Asked how she would feel if she had a daughter who wanted to join the entertainment industry, Bialik — who was a child star on Blossom — admitted that she doesn’t think it’s a “really healthy place for a lot of kids.”
“I think there are wonderful ways for young girls and young boys to have a creative outlet and to experience the beauty of acting and performance, but in an organized industry, that’s not something I would want to deal with as a parent — and in particular for girls, where the pressure is so different,” she said. “I don’t know if that’s the place that I would want my daughter to be, but like I said, it’s not the place that I want my son to be either.”

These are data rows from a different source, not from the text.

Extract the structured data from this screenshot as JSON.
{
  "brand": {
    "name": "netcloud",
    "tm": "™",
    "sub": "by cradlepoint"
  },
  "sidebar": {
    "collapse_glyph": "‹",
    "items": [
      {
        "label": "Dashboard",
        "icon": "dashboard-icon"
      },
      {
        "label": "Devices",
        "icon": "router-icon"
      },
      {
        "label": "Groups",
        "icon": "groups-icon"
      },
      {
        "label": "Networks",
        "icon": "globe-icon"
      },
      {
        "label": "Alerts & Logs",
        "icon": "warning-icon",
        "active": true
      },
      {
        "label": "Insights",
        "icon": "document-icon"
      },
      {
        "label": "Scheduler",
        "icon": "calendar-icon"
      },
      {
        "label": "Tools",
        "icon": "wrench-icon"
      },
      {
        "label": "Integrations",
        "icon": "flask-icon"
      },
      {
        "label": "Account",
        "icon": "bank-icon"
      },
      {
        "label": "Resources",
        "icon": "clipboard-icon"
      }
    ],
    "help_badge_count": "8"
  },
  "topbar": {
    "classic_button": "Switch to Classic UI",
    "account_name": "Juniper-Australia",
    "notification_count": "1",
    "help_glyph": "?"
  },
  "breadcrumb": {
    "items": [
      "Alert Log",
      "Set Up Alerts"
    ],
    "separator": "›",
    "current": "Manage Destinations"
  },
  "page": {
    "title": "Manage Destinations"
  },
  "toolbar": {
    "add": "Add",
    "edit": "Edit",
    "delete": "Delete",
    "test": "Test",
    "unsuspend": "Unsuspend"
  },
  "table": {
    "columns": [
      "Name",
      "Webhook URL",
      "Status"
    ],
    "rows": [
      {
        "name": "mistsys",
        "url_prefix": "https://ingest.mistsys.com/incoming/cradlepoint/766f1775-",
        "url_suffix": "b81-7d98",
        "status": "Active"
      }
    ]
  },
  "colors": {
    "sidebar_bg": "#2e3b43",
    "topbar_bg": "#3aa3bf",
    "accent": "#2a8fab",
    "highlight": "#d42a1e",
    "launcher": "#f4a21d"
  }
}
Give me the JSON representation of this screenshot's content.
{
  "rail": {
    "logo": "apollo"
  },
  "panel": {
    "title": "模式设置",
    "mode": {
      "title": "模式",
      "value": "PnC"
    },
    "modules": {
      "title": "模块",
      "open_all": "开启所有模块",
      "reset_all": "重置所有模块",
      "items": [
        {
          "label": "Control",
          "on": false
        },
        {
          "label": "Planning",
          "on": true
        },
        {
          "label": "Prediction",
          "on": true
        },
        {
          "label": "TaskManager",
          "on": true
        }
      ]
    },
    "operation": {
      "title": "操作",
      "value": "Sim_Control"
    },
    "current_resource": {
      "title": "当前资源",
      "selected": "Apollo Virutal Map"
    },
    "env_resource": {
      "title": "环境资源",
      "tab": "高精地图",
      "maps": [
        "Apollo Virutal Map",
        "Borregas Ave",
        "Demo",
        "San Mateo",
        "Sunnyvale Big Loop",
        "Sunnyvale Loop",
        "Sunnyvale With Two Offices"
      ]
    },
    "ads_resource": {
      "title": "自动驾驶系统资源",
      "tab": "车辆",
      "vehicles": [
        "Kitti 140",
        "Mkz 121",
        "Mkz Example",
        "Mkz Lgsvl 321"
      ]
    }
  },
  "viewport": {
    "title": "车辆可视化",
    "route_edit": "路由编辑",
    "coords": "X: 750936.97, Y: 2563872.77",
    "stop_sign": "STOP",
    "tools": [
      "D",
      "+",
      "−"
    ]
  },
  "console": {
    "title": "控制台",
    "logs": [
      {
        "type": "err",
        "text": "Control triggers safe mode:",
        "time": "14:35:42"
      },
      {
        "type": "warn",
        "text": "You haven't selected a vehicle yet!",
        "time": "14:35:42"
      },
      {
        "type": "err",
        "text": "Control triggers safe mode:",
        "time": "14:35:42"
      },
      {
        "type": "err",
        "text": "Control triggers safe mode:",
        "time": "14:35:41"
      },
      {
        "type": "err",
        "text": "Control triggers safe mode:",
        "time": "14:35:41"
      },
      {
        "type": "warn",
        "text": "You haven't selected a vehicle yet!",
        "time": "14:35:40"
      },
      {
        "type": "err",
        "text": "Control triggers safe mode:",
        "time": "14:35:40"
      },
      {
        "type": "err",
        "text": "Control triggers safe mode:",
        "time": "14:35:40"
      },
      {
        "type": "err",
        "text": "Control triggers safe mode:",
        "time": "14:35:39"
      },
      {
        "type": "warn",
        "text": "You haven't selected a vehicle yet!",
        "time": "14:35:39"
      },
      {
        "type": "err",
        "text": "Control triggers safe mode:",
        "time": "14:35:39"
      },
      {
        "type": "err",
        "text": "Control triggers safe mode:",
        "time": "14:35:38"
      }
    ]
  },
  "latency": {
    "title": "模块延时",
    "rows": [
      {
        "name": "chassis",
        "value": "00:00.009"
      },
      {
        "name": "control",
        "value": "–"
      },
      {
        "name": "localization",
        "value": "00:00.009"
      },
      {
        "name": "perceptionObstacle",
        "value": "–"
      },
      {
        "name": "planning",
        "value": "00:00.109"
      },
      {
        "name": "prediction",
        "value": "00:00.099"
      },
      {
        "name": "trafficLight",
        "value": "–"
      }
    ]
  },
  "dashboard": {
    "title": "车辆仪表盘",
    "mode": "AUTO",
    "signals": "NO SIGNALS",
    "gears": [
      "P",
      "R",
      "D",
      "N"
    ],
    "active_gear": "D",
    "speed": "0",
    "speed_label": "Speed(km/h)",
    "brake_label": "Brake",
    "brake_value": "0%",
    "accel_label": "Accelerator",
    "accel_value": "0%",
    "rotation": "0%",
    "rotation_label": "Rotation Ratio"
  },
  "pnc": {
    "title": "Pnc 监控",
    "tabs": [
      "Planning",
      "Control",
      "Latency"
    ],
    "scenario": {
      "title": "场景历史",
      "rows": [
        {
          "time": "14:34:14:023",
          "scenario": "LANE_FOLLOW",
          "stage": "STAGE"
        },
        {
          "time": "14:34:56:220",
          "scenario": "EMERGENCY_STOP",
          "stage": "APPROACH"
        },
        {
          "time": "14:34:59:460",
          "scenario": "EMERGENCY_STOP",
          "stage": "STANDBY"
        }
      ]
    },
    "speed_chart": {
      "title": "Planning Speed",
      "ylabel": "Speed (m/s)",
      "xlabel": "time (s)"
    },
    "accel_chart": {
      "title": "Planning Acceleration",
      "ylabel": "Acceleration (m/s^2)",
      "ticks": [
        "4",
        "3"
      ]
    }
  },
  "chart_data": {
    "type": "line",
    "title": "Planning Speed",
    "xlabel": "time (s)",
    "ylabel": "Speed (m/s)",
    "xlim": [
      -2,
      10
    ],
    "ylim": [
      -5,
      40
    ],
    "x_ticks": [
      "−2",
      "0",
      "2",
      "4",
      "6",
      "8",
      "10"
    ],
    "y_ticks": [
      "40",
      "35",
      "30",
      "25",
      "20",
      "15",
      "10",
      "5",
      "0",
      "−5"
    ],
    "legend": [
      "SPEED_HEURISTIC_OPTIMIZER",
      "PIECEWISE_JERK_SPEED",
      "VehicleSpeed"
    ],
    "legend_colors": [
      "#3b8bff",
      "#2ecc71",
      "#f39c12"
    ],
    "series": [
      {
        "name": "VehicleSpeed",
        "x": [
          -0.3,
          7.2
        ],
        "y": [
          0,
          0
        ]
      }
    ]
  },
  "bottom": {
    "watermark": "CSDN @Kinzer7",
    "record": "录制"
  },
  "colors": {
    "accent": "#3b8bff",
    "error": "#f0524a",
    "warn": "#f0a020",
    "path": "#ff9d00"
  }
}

“I know that I confuse a lot of people, even people closest to me,” Bialik said. “I really do identify as a bleeding heart liberal, but I am also a social conservative. Doesn’t mean that I believe in legislating what other people should wear or act, but there is a broad experience of A, being human and B, being female, and I do appreciate the right to have beliefs about women’s behavior or feminism that may not be popular, but I do hope to convey that I really am trying to come from a place of compassion and love and understanding to build a bigger conversation.”